Photo Credit: @hannahtizedes


Your plastic pollution team has been crisscrossing the country attending Surfrider's regional chapter and club conferences. Our amazing network of activists include ocean lovers in the Hawaiian Islands, Washington, Oregon, California, Texas, the Great Lakes, Florida, Puerto Rico, the Southeast and the Mid-Atlantic. Stay tuned for a forthcoming post on the collective high points of our conference tour! 

In the meantime, we're pleased to share that our Ocean Friendly Restaurant program continues to rebuild with a total of 520 businesses on board as of November 1. And with two months left in the year, we're closing in on tallying 200,000 lbs. of trash collected over more than 800 beach cleanups so far in 2023. 

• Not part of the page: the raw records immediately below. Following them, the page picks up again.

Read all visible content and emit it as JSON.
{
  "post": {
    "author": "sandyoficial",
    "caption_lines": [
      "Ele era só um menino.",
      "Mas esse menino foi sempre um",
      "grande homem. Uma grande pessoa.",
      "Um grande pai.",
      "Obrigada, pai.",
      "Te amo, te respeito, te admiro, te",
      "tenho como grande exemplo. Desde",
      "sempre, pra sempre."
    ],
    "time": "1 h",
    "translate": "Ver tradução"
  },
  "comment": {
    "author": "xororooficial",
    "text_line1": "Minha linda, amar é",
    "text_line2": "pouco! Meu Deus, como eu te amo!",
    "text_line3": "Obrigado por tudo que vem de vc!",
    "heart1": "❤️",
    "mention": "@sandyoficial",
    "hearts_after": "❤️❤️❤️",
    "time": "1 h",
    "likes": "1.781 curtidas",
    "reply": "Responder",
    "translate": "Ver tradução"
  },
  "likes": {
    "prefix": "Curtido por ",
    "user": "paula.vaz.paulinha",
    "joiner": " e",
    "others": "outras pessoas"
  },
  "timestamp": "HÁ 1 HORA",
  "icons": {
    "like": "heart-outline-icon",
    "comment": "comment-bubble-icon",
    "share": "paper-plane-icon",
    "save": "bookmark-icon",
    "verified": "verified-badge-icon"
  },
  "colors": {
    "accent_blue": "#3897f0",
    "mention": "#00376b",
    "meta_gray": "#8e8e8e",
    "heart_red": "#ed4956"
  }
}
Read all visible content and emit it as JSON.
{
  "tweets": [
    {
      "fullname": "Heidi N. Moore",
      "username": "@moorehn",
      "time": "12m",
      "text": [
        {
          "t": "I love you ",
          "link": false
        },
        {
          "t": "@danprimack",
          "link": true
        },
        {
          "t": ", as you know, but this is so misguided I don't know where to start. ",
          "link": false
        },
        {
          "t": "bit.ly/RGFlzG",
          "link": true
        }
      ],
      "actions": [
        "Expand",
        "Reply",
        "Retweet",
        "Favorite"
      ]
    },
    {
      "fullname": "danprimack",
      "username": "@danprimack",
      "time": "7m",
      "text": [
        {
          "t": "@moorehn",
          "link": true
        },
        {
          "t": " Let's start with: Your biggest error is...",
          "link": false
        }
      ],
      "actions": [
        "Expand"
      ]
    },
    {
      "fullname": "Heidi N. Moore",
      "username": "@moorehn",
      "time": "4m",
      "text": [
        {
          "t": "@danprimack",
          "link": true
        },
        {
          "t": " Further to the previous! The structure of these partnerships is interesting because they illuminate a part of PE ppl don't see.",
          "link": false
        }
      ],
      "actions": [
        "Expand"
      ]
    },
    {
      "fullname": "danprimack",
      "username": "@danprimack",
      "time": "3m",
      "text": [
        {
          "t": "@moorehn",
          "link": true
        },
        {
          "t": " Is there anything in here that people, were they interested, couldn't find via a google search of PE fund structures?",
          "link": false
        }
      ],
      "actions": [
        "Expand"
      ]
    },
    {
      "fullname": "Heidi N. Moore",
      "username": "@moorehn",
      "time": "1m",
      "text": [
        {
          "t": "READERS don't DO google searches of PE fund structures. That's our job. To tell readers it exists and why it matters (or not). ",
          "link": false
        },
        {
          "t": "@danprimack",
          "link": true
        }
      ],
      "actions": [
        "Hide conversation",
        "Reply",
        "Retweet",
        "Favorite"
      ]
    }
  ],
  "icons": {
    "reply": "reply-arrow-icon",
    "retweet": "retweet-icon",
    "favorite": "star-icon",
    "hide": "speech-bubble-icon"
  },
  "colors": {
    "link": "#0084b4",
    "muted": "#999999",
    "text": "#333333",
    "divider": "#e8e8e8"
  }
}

Several team members also recently went to Denver, CO for an annual gathering with partner organzations to strategize policy changes that support zero waste communities, shift corporate behavior and reset broader U.S. culture towards reducing plastic pollution. As lofty as this may sound, tangible progress is being made throughout the country. By working together to pass strong plastic reduction policies at the state level, momentum is being built to pass comprehensive federal legislation like the newly reintroduced Break Free From Plastic Pollution Act.



The Washington Post reported on a new study revealing the presence of microplastics in clouds above Mt. Fuji, likely from marine microplastics being dispersed into the atmosphere as waves splash into the air. This is only the latest in a long series of places microplastics have been discovered, from the Antarctic to human blood. You may have seen Surfrider's recent social media series on how humans may be consuming and inhaling up to 121,000 microplastic particles each year – to say this is an alarming amount of microplastic is an understatement.

That's why Surfrider continues the push to hold the producers accountable and to coordinate efforts across advocacy, conservation and health-focused policy. It’s time to choose our health and the health of our ocean. Please donate today so we can put an end to single-use plastics!